- REQUIRED WORK:
Each record beneath this line should be returned exactly as it is.

- SOURCE DATA:
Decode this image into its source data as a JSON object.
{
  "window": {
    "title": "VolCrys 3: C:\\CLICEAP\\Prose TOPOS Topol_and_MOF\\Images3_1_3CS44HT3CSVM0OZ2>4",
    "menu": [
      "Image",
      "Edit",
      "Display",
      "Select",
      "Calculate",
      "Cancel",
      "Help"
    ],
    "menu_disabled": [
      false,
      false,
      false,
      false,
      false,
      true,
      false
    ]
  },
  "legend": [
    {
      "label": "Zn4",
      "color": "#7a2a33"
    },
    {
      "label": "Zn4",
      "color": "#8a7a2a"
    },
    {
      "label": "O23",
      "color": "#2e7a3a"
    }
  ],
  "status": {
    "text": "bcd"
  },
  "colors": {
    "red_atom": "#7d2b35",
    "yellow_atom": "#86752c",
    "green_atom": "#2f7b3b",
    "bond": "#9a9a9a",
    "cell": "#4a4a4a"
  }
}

- TASK RESULT:
Decode this image into its source data as a JSON object.
{
  "window": {
    "title": "VolCrys 3: C:\\CLICEAP\\Prose TOPOS Topol_and_MOF\\Images3_1_3CS44HT3CSVM0OZ2>4",
    "menu": [
      "Image",
      "Edit",
      "Display",
      "Select",
      "Calculate",
      "Cancel",
      "Help"
    ],
    "menu_disabled": [
      false,
      false,
      false,
      false,
      false,
      true,
      false
    ]
  },
  "legend": [
    {
      "label": "Zn4",
      "color": "#7a2a33"
    },
    {
      "label": "Zn4",
      "color": "#8a7a2a"
    },
    {
      "label": "O23",
      "color": "#2e7a3a"
    }
  ],
  "status": {
    "text": "bcd"
  },
  "colors": {
    "red_atom": "#7d2b35",
    "yellow_atom": "#86752c",
    "green_atom": "#2f7b3b",
    "bond": "#9a9a9a",
    "cell": "#4a4a4a"
  }
}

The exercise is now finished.